Social Sciences—the use of “scientific”-like techniques to analyze human societies and discover patterns of social behavior (and social improvement)

Social Contract (NOT a literal signed contract)—a view of the relationship between the ruler and the citizens as being an unwritten agreement: each side (ruler and citizens) of the “contract” gives something up in order to receive the benefits of an organized, stable society—the citizens cannot do whatever they want (or they will be punished) and the ruler cannot do whatever s/he wants (or he/she will be overthrown)

Natural Rights—rights that are considered “natural” to humanity and cannot be taken away without a good reason

Atheist (literally, “opposing God-belief”)—a person who does not believe in any “deity” (god)

Serf—a working-class “peasant” farmer who works for a landowner/upper-class person for little wages
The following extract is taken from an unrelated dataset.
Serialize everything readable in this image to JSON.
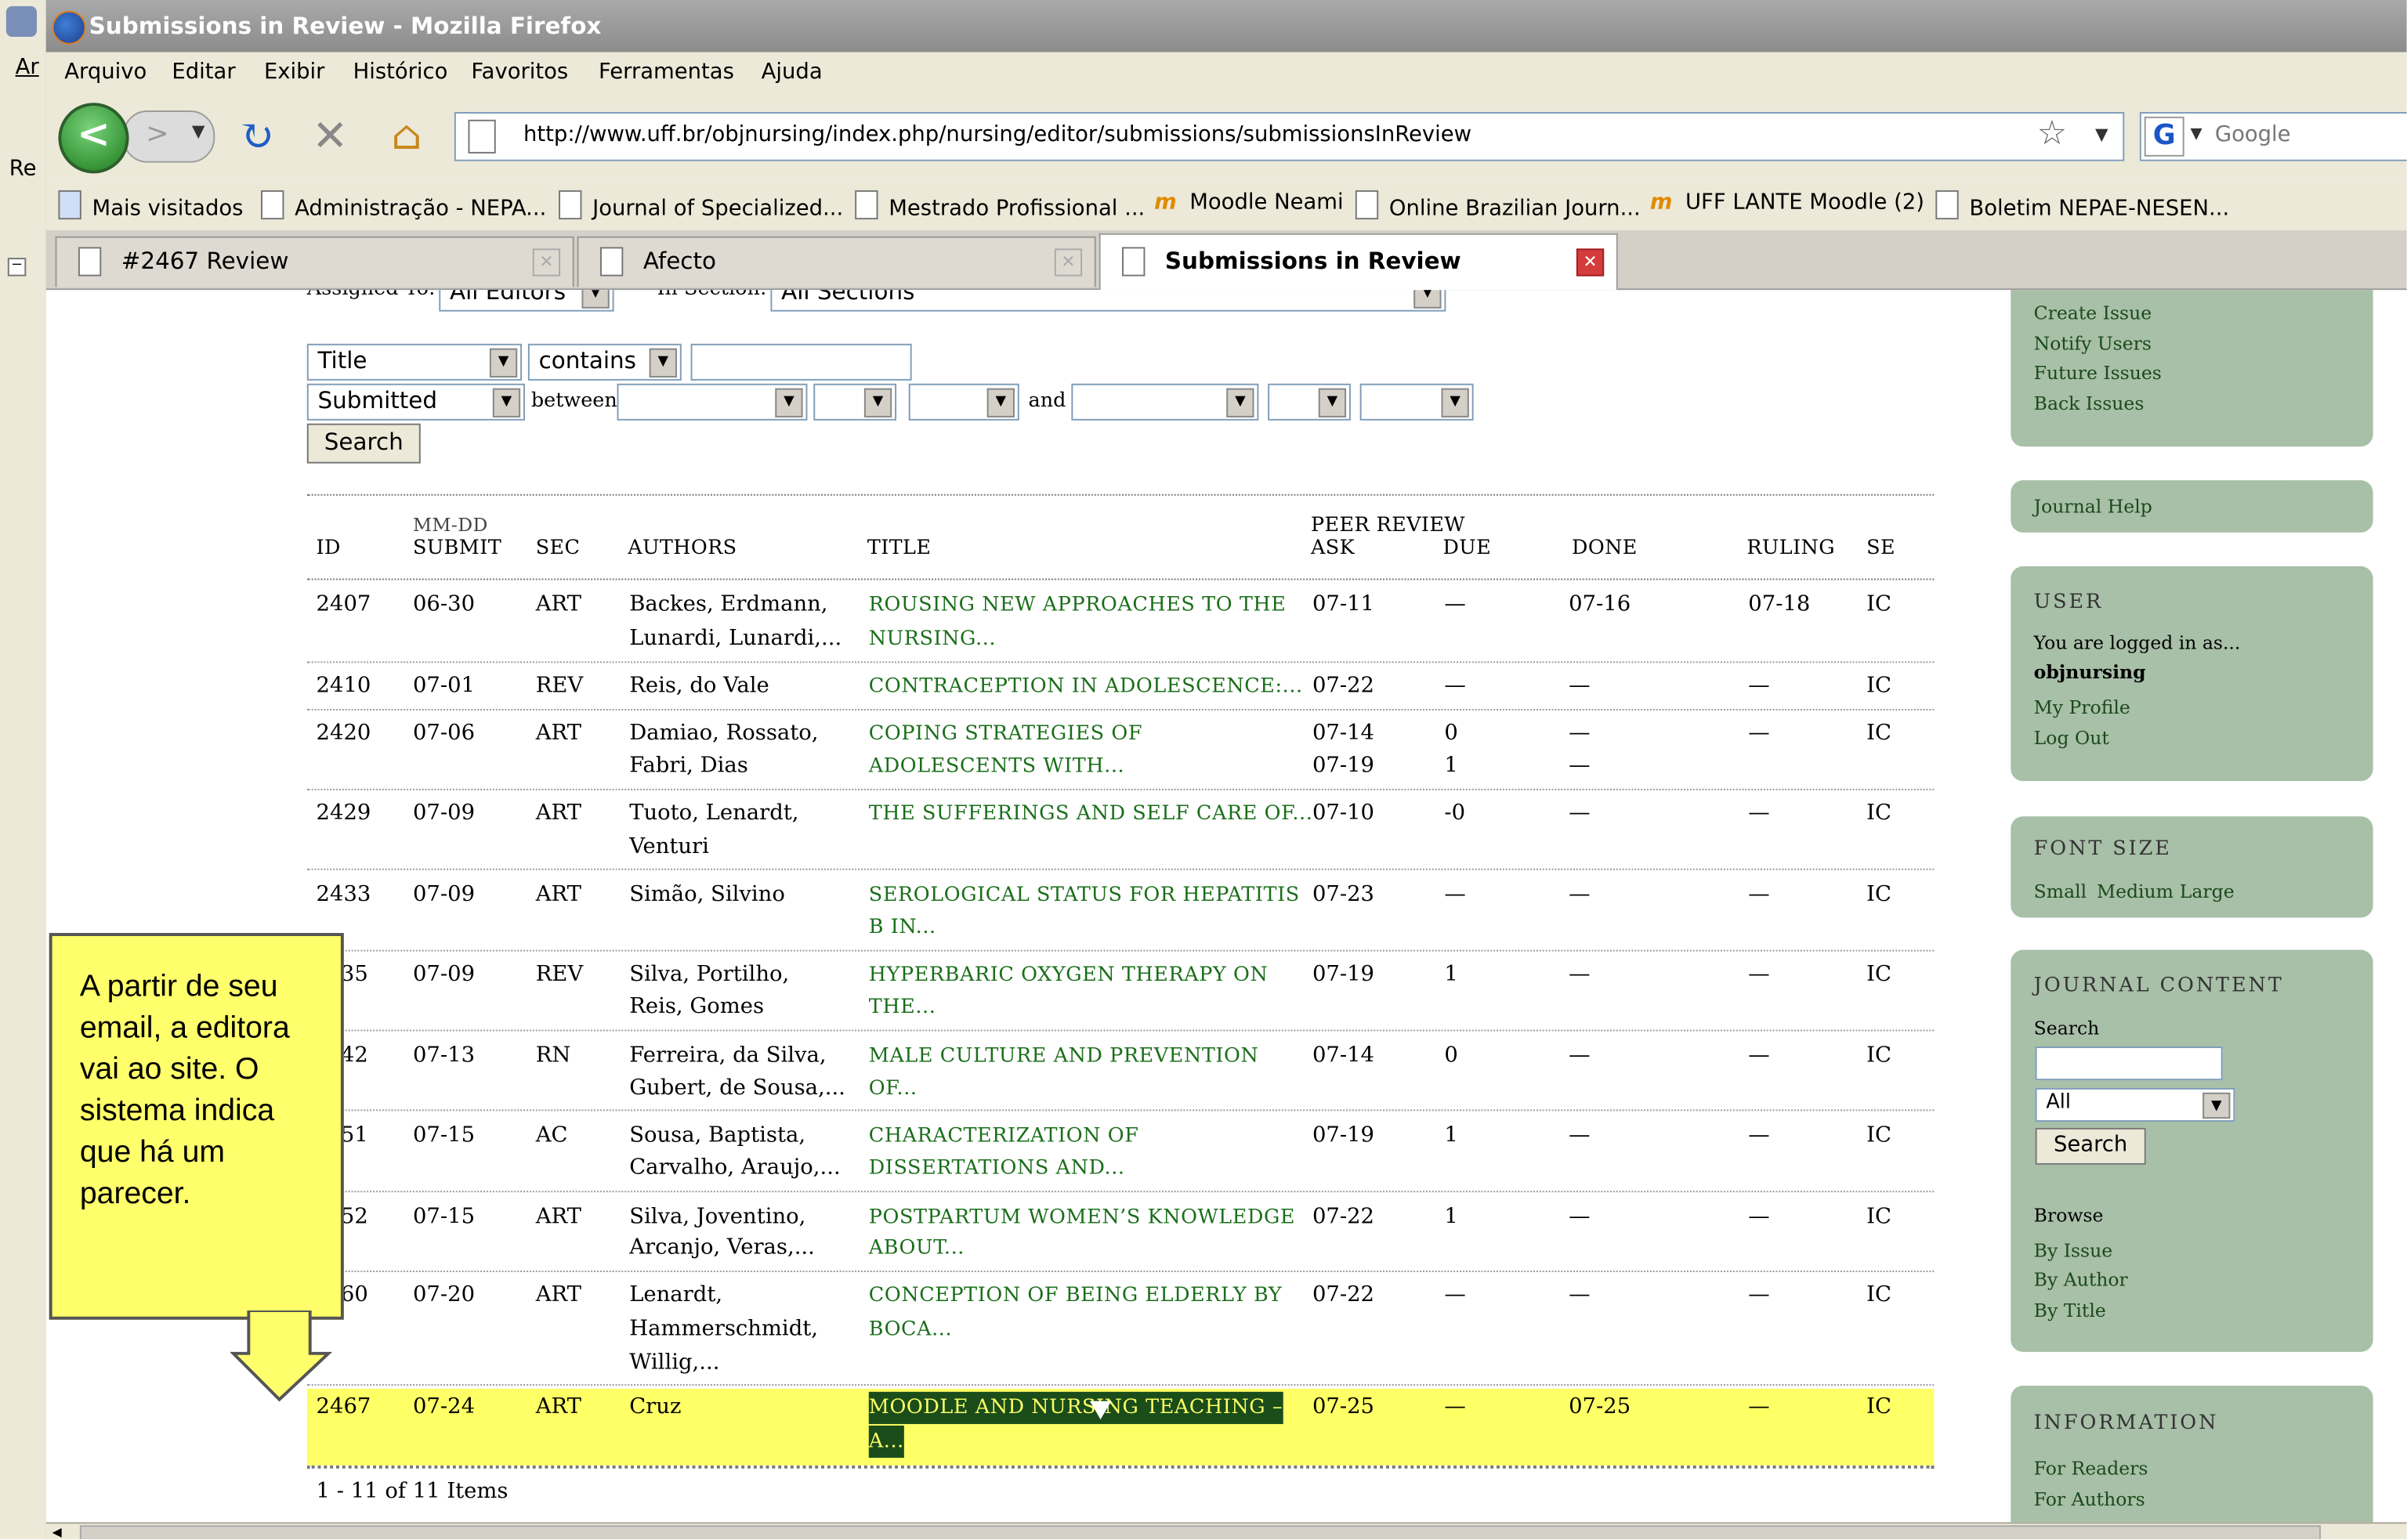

Capital Punishment (literally, “head punishment”)—the death penalty: traditionally by removing one’s head or hanging from the neck (in present-day U.S. more commonly administered via lethal injection)

Salon (literally, “living room”)—a gathering of intellectual figures from all disciplines, such as philosophy, science, music, literature, and religion—usually hosted by wealthy Enlightenment women

Extra (Credit) Vocab:

Baroque—a cultural emphasis on order and formality; baroque music was often written for official royal or church events, and is sometimes used today for similarly-formal occasions (ex.: Johann Sebastian Bach [1685-1750])

Neoclassical—inspired by the energy of the ancient Greeks and Romans, the neoclassical culture of the 18th century was more informal, for salons and other festive events; neoclassical music changes tempo (speed) and dynamics (volume) much more often than baroque music (ex.: Wolfgang Amadeus Mozart [1756-1791])

Romantic (capital “R”)—a culture which focused more on emotion, fantasy, and Nature: Romantic music made neoclassical music seem baroque (ex.: Ludwig van Beethoven [1770-1827])